Video

Video Liberia's Almost Last Ebola Patient Grateful but Still Grieving

Beatrice Yardolo was to make history as Liberia’s last Ebola patient. Liberians recently started counting down 42 days, the period that has to go by without a single new infection until the World Health Organization can declare a country Ebola-free. That countdown stopped on March 20 when there was another new case of Ebola, making Yardolo’s story a reminder that Ebola is far from over. Benno Muchler reports from Monrovia.
Video

Video Cambodian Land Grabs Threaten Traditional Communities

Indigenous communities in Cambodia's Ratanakiri province say the government’s economic land concession policy is taking away their land and traditional way of life, making many fear that their identity will soon be lost. Local authorities, though, have denied this is the case. VOA's Say Mony went to investigate and filed this report, narrated by Colin Lovett.
Video

Video US, South Korea Conduct Joint Military Exercises

The Eighth U.S. Army Division and the Eighth Republic of Korea Mechanized Infantry Division put on a well orchestrated show of force for the media this week during their joint military training exercises in South Korea. VOA’s Seoul correspondent Brian Padden was there and reports the soldiers were well disciplined both in conducting a complex live fire exercise and in staying on message with the press.
Video

Video Space Program Status Disappoints 'Last Man on the Moon'

One of the films that drew big crowds last week at the annual South by Southwest festival in Austin, Texas, tells the story of the last human being to stand on the moon, U.S. astronaut Eugene Cernan. It has been 42 years since Cernan returned from the moon and he laments that no one else has gone there since. VOA’s Greg Flakus reports.
Video

Video Young Filmmakers Shine Spotlight on Giving Back

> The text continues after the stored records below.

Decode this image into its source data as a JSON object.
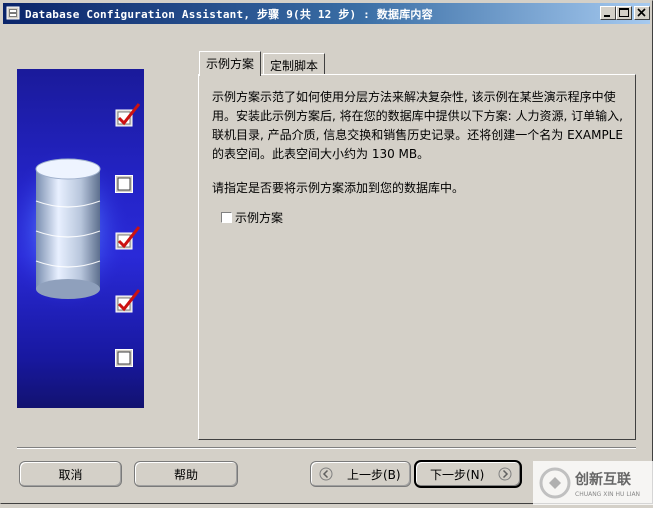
{
  "window": {
    "title": "Database Configuration Assistant, 步骤 9(共 12 步) : 数据库内容",
    "controls": [
      "minimize-icon",
      "maximize-icon",
      "close-icon"
    ]
  },
  "steps": [
    {
      "checked": true
    },
    {
      "checked": false
    },
    {
      "checked": true
    },
    {
      "checked": true
    },
    {
      "checked": false
    }
  ],
  "tabs": [
    {
      "label": "示例方案",
      "active": true
    },
    {
      "label": "定制脚本",
      "active": false
    }
  ],
  "content": {
    "description": "示例方案示范了如何使用分层方法来解决复杂性, 该示例在某些演示程序中使用。安装此示例方案后, 将在您的数据库中提供以下方案: 人力资源, 订单输入, 联机目录, 产品介质, 信息交换和销售历史记录。还将创建一个名为 EXAMPLE 的表空间。此表空间大小约为 130 MB。",
    "prompt": "请指定是否要将示例方案添加到您的数据库中。",
    "checkbox_label": "示例方案",
    "checkbox_checked": false
  },
  "buttons": {
    "cancel": "取消",
    "help": "帮助",
    "back": "上一步(B)",
    "next": "下一步(N)"
  },
  "watermark": {
    "cn": "创新互联",
    "en": "CHUANG XIN HU LIAN"
  },
  "colors": {
    "titlebar_start": "#0a246a",
    "titlebar_end": "#a6caf0",
    "panel_blue": "#2424c8",
    "check_red": "#cc1111",
    "dialog_bg": "#d4d0c8"
  }
}
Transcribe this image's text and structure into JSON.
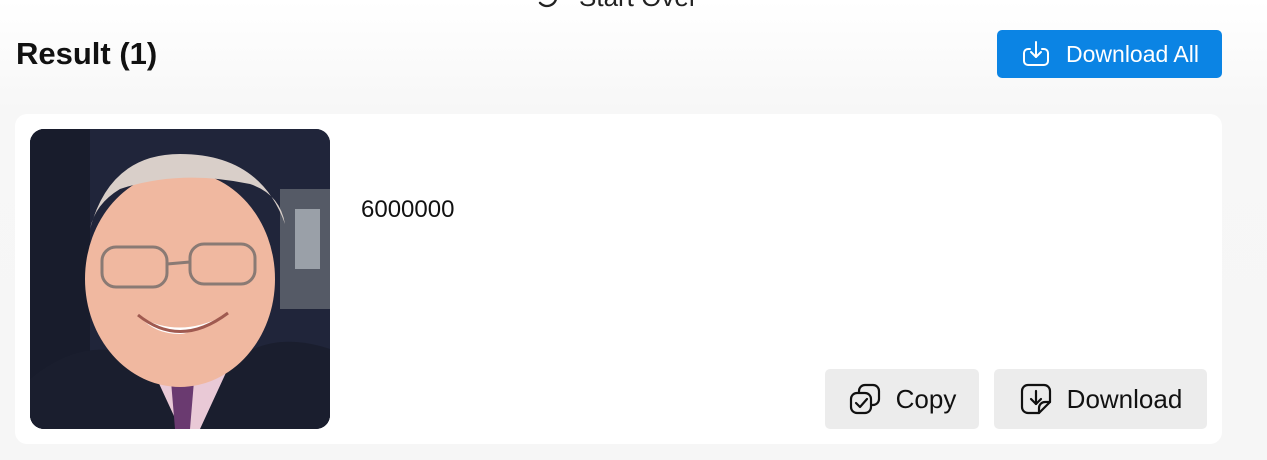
{
  "header": {
    "start_over_label": "Start Over",
    "result_title": "Result (1)",
    "download_all_label": "Download All"
  },
  "results": [
    {
      "value": "6000000",
      "copy_label": "Copy",
      "download_label": "Download"
    }
  ],
  "colors": {
    "primary": "#0b84e4",
    "secondary_button": "#ececec",
    "background": "#f6f6f6",
    "card": "#ffffff"
  },
  "icons": {
    "start_over": "refresh-icon",
    "download_all": "cloud-download-icon",
    "copy": "copy-icon",
    "download": "file-download-icon"
  }
}
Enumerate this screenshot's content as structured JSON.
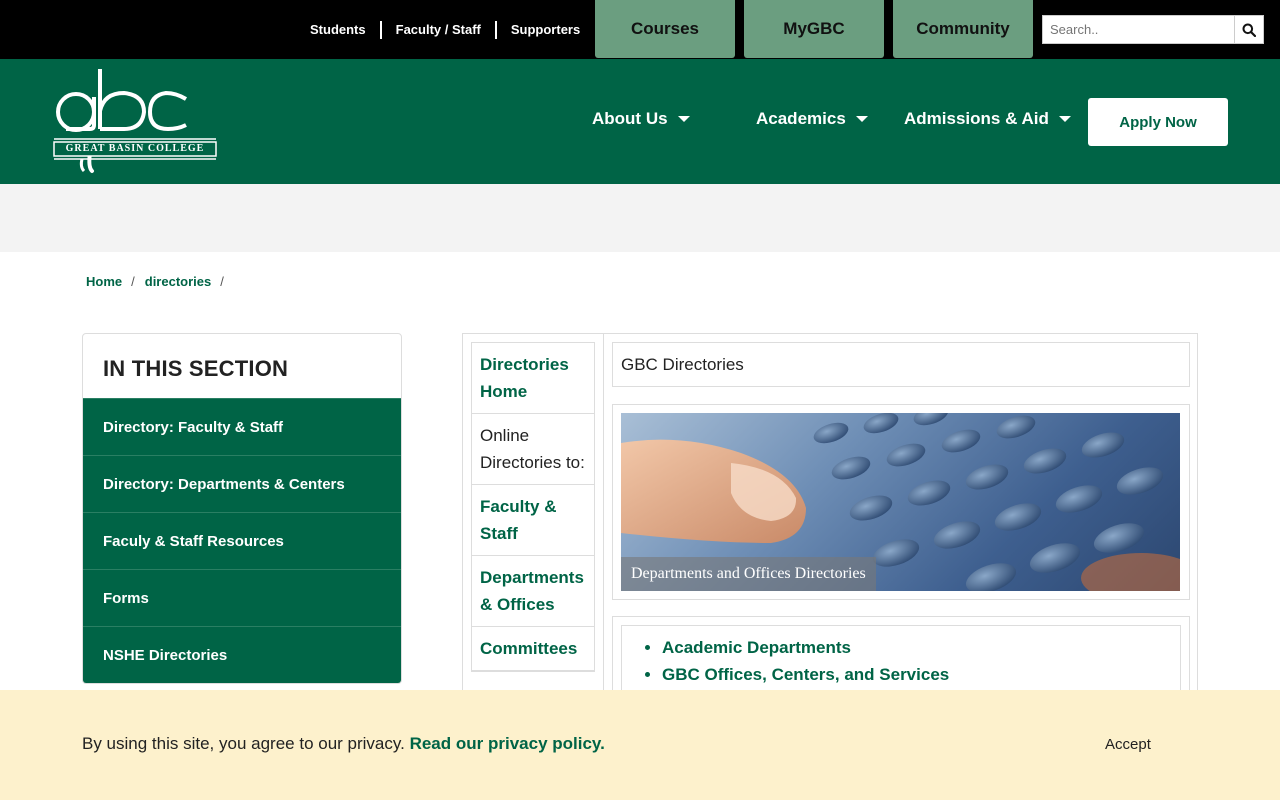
{
  "topbar": {
    "links": [
      "Students",
      "Faculty / Staff",
      "Supporters"
    ],
    "tabs": [
      "Courses",
      "MyGBC",
      "Community"
    ],
    "search_placeholder": "Search.."
  },
  "header": {
    "logo_text": "GREAT BASIN COLLEGE",
    "nav": [
      "About Us",
      "Academics",
      "Admissions & Aid"
    ],
    "apply_label": "Apply Now"
  },
  "breadcrumb": [
    "Home",
    "directories"
  ],
  "sidebar": {
    "title": "IN THIS SECTION",
    "items": [
      "Directory: Faculty & Staff",
      "Directory: Departments & Centers",
      "Faculy & Staff Resources",
      "Forms",
      "NSHE Directories"
    ]
  },
  "main": {
    "leftnav": [
      {
        "label": "Directories Home",
        "link": true
      },
      {
        "label": "Online Directories to:",
        "link": false
      },
      {
        "label": "Faculty & Staff",
        "link": true
      },
      {
        "label": "Departments & Offices",
        "link": true
      },
      {
        "label": "Committees",
        "link": true
      }
    ],
    "title": "GBC Directories",
    "hero_caption": "Departments and Offices Directories",
    "links": [
      "Academic Departments",
      "GBC Offices, Centers, and Services"
    ]
  },
  "cookie": {
    "text": "By using this site, you agree to our privacy.",
    "link": "Read our privacy policy.",
    "accept": "Accept"
  },
  "colors": {
    "brand_green": "#006446",
    "tab_green": "#6b9e80",
    "cookie_bg": "#fdf1cc"
  }
}
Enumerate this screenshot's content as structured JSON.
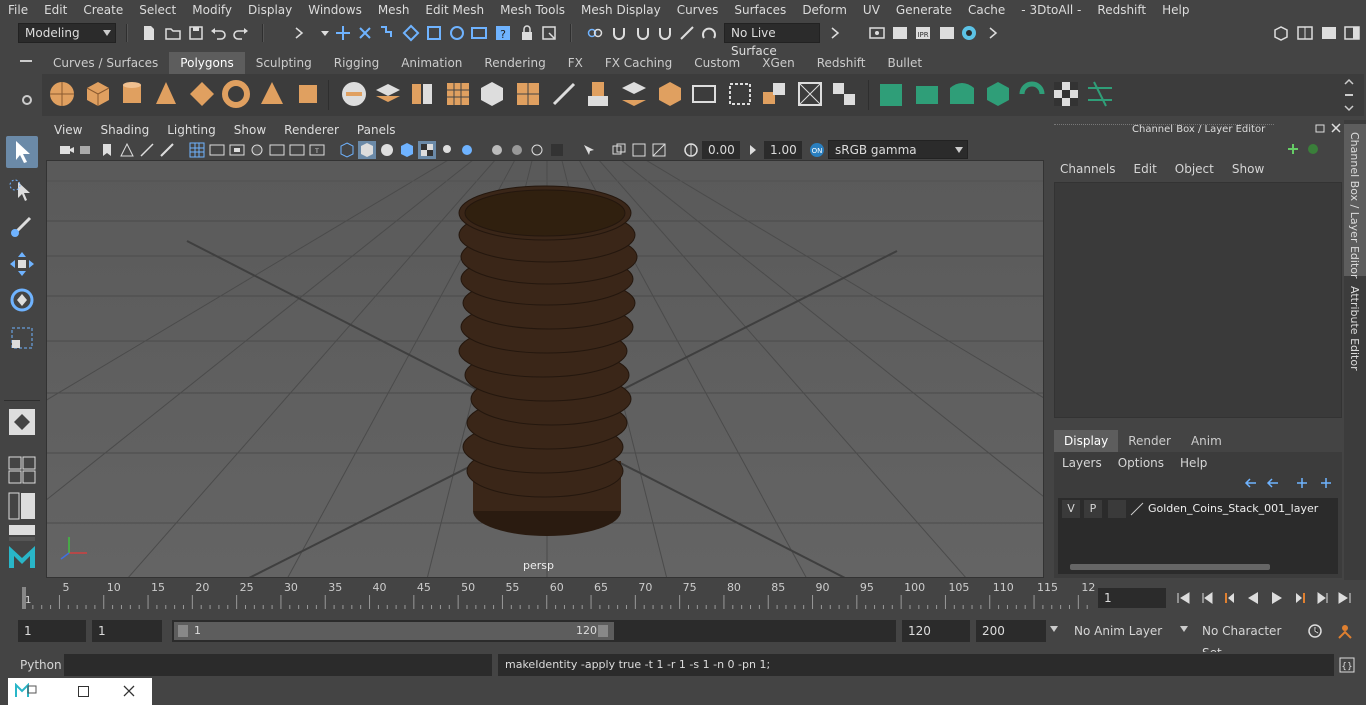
{
  "menubar": {
    "items": [
      "File",
      "Edit",
      "Create",
      "Select",
      "Modify",
      "Display",
      "Windows",
      "Mesh",
      "Edit Mesh",
      "Mesh Tools",
      "Mesh Display",
      "Curves",
      "Surfaces",
      "Deform",
      "UV",
      "Generate",
      "Cache",
      "- 3DtoAll -",
      "Redshift",
      "Help"
    ]
  },
  "statusline": {
    "mode": "Modeling",
    "live_surface": "No Live Surface"
  },
  "shelf": {
    "tabs": [
      "Curves / Surfaces",
      "Polygons",
      "Sculpting",
      "Rigging",
      "Animation",
      "Rendering",
      "FX",
      "FX Caching",
      "Custom",
      "XGen",
      "Redshift",
      "Bullet"
    ],
    "active_tab": "Polygons"
  },
  "viewport": {
    "menus": [
      "View",
      "Shading",
      "Lighting",
      "Show",
      "Renderer",
      "Panels"
    ],
    "exposure": "0.00",
    "gamma": "1.00",
    "color_space": "sRGB gamma",
    "camera_label": "persp"
  },
  "channel_box": {
    "title": "Channel Box / Layer Editor",
    "menus": [
      "Channels",
      "Edit",
      "Object",
      "Show"
    ]
  },
  "layer_editor": {
    "tabs": [
      "Display",
      "Render",
      "Anim"
    ],
    "active_tab": "Display",
    "menus": [
      "Layers",
      "Options",
      "Help"
    ],
    "layer": {
      "v": "V",
      "p": "P",
      "name": "Golden_Coins_Stack_001_layer"
    }
  },
  "side_tabs": {
    "channel_box": "Channel Box / Layer Editor",
    "attribute_editor": "Attribute Editor"
  },
  "timeline": {
    "ticks": [
      "5",
      "10",
      "15",
      "20",
      "25",
      "30",
      "35",
      "40",
      "45",
      "50",
      "55",
      "60",
      "65",
      "70",
      "75",
      "80",
      "85",
      "90",
      "95",
      "100",
      "105",
      "110",
      "115",
      "12"
    ],
    "start_label": "1",
    "current_frame": "1"
  },
  "range": {
    "start": "1",
    "playback_start": "1",
    "slider_start": "1",
    "slider_end": "120",
    "playback_end": "120",
    "end": "200",
    "anim_layer": "No Anim Layer",
    "character_set": "No Character Set"
  },
  "cmdline": {
    "language": "Python",
    "output": "makeIdentity -apply true -t 1 -r 1 -s 1 -n 0 -pn 1;"
  },
  "colors": {
    "accent": "#5d5d5d",
    "shelf_orange": "#e0a060",
    "shelf_green": "#2f9e78",
    "coin": "#3a2618"
  }
}
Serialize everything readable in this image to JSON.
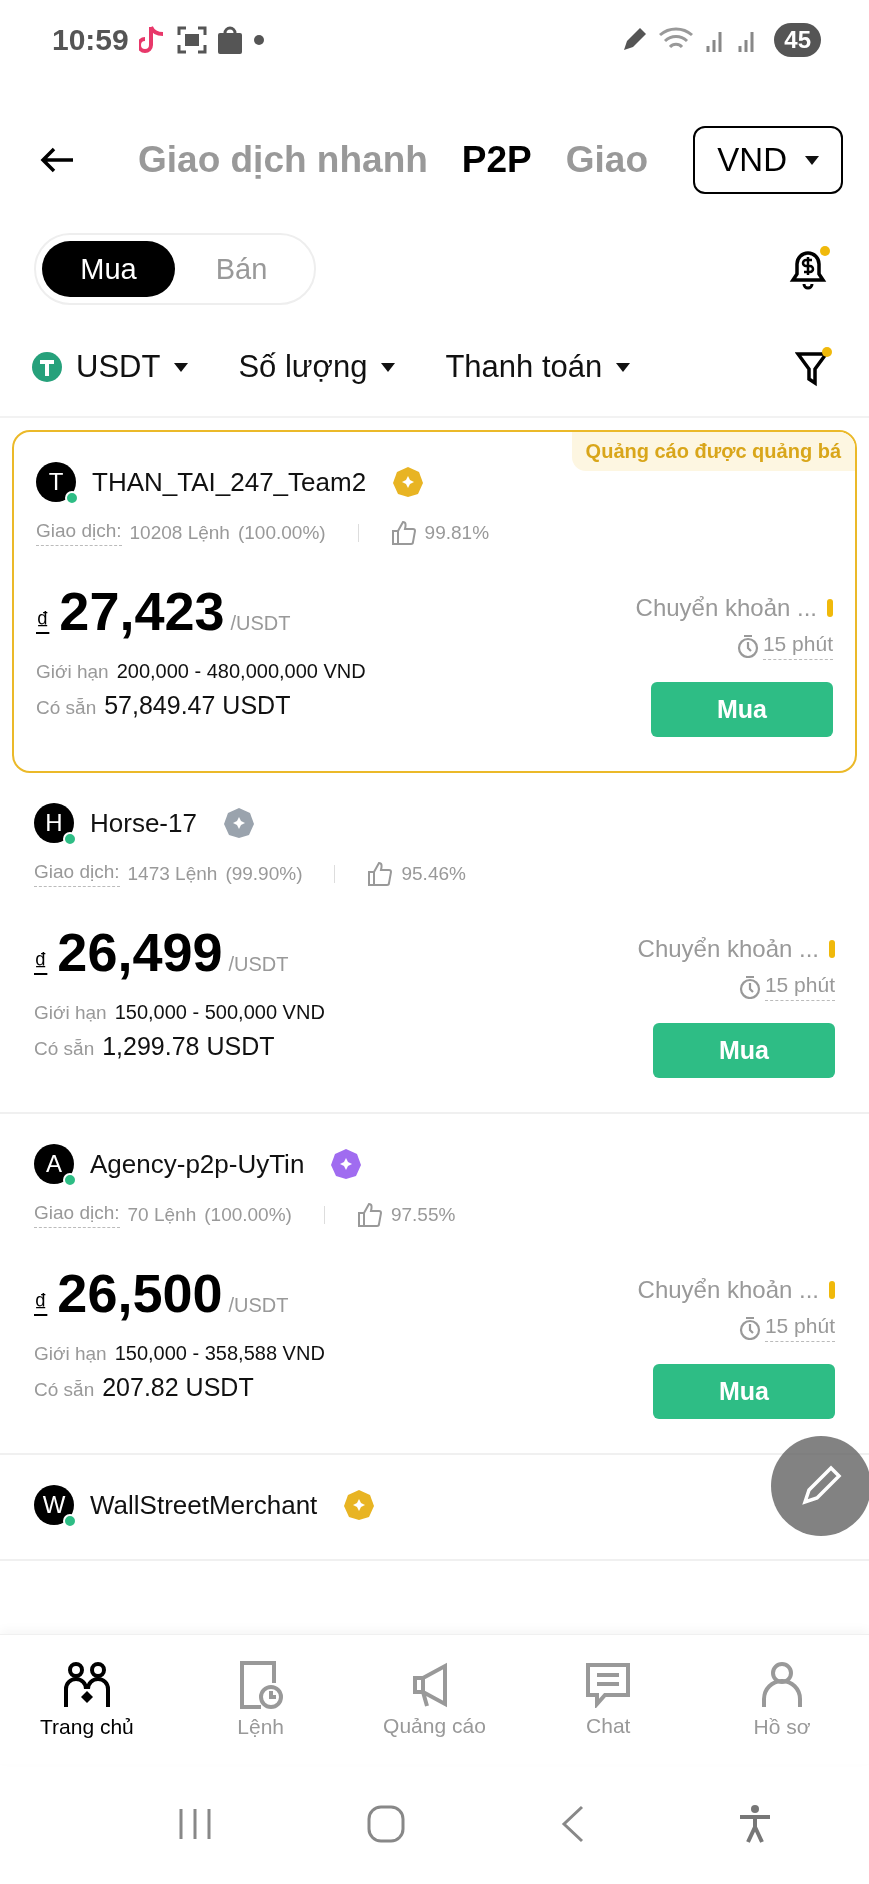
{
  "status_bar": {
    "time": "10:59",
    "battery": "45"
  },
  "header": {
    "tabs": [
      {
        "label": "Giao dịch nhanh",
        "selected": false
      },
      {
        "label": "P2P",
        "selected": true
      },
      {
        "label": "Giao",
        "selected": false
      }
    ],
    "currency": "VND"
  },
  "side_toggle": [
    {
      "label": "Mua",
      "selected": true
    },
    {
      "label": "Bán",
      "selected": false
    }
  ],
  "filters": [
    {
      "label": "USDT",
      "kind": "coin"
    },
    {
      "label": "Số lượng",
      "kind": "plain"
    },
    {
      "label": "Thanh toán",
      "kind": "plain"
    }
  ],
  "ads": [
    {
      "avatar": "T",
      "name": "THAN_TAI_247_Team2",
      "color": "#e8b423",
      "promoted": true,
      "promo_label": "Quảng cáo được quảng bá",
      "trades_label": "Giao dịch:",
      "orders": "10208 Lệnh",
      "completion": "(100.00%)",
      "rating": "99.81%",
      "currency_sign": "₫",
      "price": "27,423",
      "unit": "/USDT",
      "payment": "Chuyển khoản ...",
      "time": "15 phút",
      "limit_label": "Giới hạn",
      "limit": "200,000 - 480,000,000 VND",
      "available_label": "Có sẵn",
      "available": "57,849.47 USDT",
      "action": "Mua"
    },
    {
      "avatar": "H",
      "name": "Horse-17",
      "color": "#9aa3ad",
      "promoted": false,
      "trades_label": "Giao dịch:",
      "orders": "1473 Lệnh",
      "completion": "(99.90%)",
      "rating": "95.46%",
      "currency_sign": "₫",
      "price": "26,499",
      "unit": "/USDT",
      "payment": "Chuyển khoản ...",
      "time": "15 phút",
      "limit_label": "Giới hạn",
      "limit": "150,000 - 500,000 VND",
      "available_label": "Có sẵn",
      "available": "1,299.78 USDT",
      "action": "Mua"
    },
    {
      "avatar": "A",
      "name": "Agency-p2p-UyTin",
      "color": "#a06cf0",
      "promoted": false,
      "trades_label": "Giao dịch:",
      "orders": "70 Lệnh",
      "completion": "(100.00%)",
      "rating": "97.55%",
      "currency_sign": "₫",
      "price": "26,500",
      "unit": "/USDT",
      "payment": "Chuyển khoản ...",
      "time": "15 phút",
      "limit_label": "Giới hạn",
      "limit": "150,000 - 358,588 VND",
      "available_label": "Có sẵn",
      "available": "207.82 USDT",
      "action": "Mua"
    },
    {
      "avatar": "W",
      "name": "WallStreetMerchant",
      "color": "#e8b423",
      "promoted": false
    }
  ],
  "bottom_nav": [
    {
      "label": "Trang chủ",
      "kind": "home",
      "selected": true
    },
    {
      "label": "Lệnh",
      "kind": "orders",
      "selected": false
    },
    {
      "label": "Quảng cáo",
      "kind": "ads",
      "selected": false
    },
    {
      "label": "Chat",
      "kind": "chat",
      "selected": false
    },
    {
      "label": "Hồ sơ",
      "kind": "profile",
      "selected": false
    }
  ]
}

A group of student filmmakers from across the United States joined President Barack Obama at the White House this month for the second annual White House Student Film Festival. Fifteen short films were officially selected from more than 1,500 entries by students aged 6 through 18. The filmmakers and their families then joined the president and a group of celebrities for a screening of their films. VOA’s Julie Taboh reports.
Video

Video VOA Exclusive: Interview with Afghan President Ashraf Ghani

Afghan President Ashraf Ghani, during his first visit as president to Washington, gave a one-on-one interview with VOA Afghan Service reporter Said Suleiman Ashna, about his request for a change in U.S. troop levels, the threat from the Islamic State, and repairing relations with the United States and Pakistan. The interview was held at Blair House, late Sunday, in Pashto.
Video

Video California Science Center Tells Story of Dead Sea Scrolls

The ancient manuscripts were uncovered in the mid-20th century, and they are still yielding clues about life and religious beliefs in ancient Israel. As VOA's Mike O'Sullivan reports, an exhibit in Los Angeles shows how modern science is bringing the history of these ancient documents to life.
Video

Video Angelina Jolie Takes Another Bold Step

Hollywood actress and filmmaker Angelina Jolie has revealed she had her ovaries and fallopian tubes removed to lower her odds of getting cancer. Doctors say the huge publicity over her decision will help raise awareness about the importance of cancer screening. VOA’s George Putic has more

All About America

Circumventing Censorship

An Internet Primer for Healthy Web Habits

As surveillance and censoring technologies advance, so, too, do new tools for your computer or mobile device that help protect your privacy and break through Internet censorship.
More